Task directions
Give the total of lines holding the word "title" in the records below, and nothing else.

** Opening Material provided block **

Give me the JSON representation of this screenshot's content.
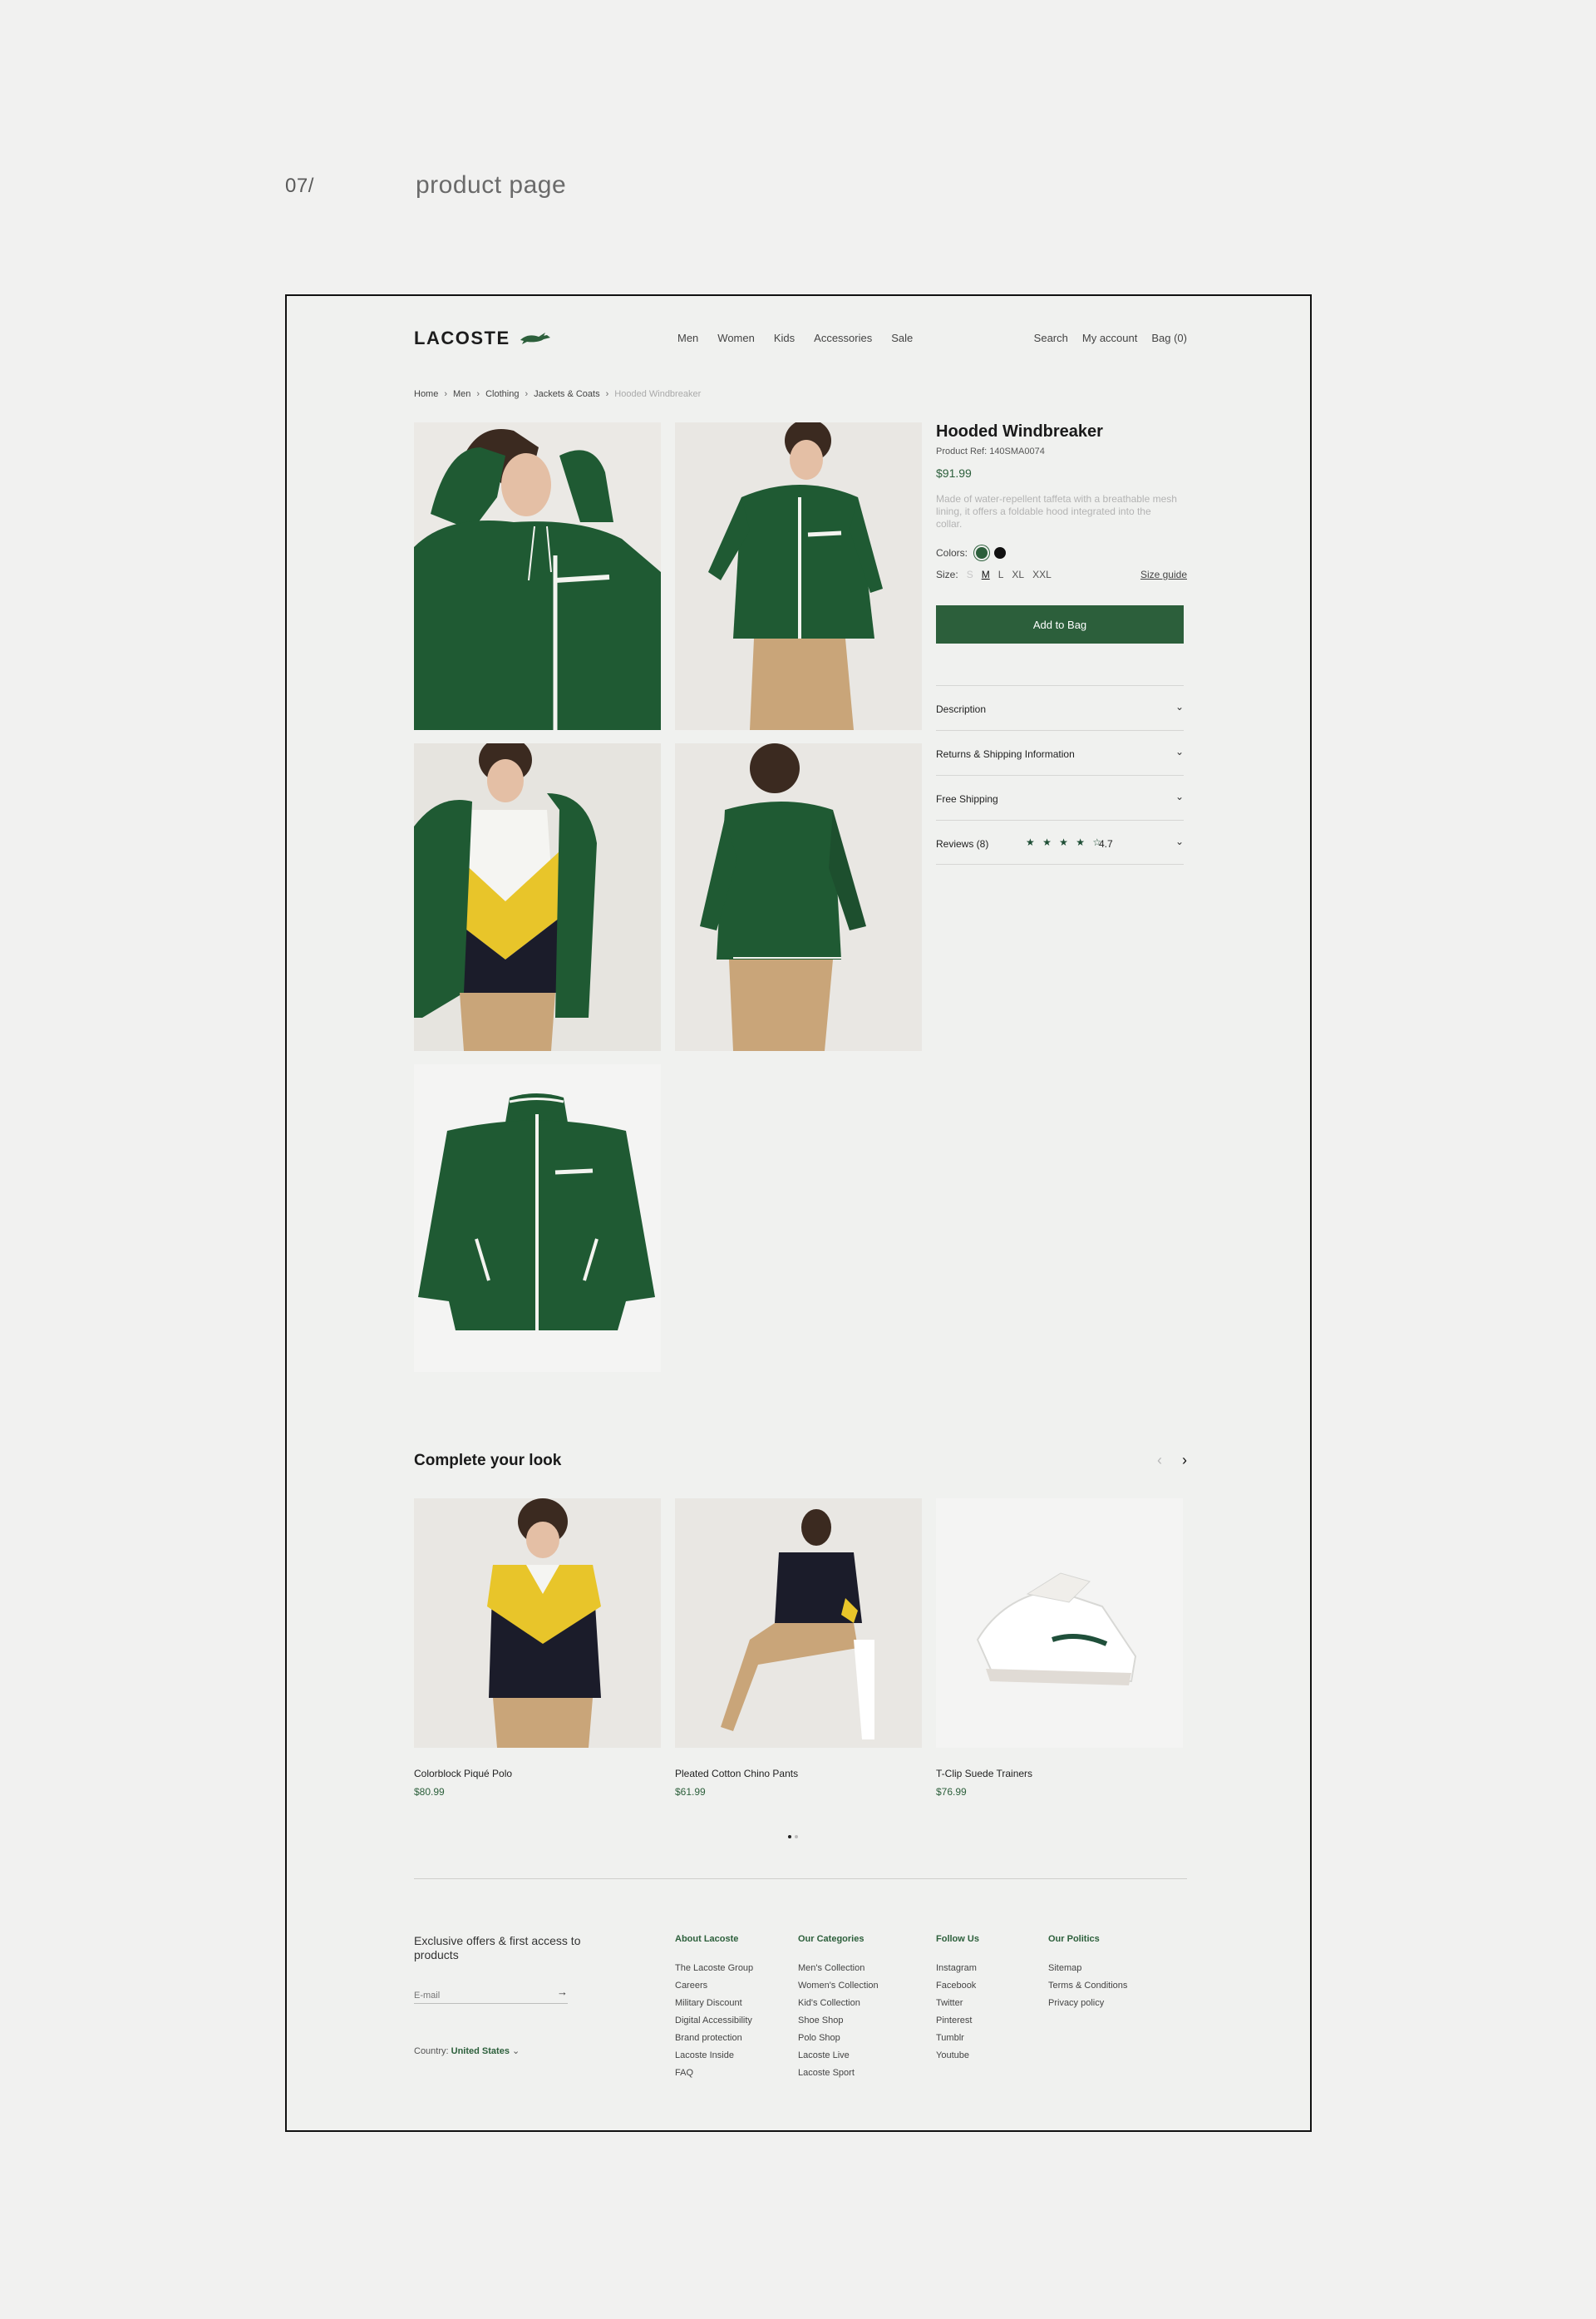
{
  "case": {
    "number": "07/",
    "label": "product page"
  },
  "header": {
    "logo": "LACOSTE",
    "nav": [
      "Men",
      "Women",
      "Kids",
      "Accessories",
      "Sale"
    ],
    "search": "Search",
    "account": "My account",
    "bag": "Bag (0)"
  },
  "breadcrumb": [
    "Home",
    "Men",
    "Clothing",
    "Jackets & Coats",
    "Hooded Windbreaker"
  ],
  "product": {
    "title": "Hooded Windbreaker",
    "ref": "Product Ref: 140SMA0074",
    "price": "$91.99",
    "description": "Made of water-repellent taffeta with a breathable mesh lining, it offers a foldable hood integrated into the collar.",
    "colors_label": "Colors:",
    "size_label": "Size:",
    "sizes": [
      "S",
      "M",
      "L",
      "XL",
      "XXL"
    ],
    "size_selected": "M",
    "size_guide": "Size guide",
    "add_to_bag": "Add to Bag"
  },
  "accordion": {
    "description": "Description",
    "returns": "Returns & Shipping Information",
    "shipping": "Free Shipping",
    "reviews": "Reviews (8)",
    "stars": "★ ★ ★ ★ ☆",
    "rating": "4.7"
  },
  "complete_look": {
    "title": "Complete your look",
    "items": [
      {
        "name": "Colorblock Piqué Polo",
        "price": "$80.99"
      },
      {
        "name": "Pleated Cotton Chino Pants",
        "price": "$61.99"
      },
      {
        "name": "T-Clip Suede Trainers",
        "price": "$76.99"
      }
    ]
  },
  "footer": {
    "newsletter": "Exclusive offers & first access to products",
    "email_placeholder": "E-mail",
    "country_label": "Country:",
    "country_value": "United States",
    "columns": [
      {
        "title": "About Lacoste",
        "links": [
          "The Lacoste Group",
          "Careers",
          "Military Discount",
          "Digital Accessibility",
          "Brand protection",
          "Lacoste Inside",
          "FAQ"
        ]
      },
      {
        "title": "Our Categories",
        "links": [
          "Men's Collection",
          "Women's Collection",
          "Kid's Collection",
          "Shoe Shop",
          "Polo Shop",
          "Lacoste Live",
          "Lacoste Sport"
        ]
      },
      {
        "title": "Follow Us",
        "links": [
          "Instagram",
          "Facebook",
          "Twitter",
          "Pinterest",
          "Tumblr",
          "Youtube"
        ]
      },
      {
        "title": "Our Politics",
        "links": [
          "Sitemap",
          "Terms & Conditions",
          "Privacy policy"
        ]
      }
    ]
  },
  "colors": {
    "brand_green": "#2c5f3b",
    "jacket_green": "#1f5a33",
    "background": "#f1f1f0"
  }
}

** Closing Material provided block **

Output of the exercise
6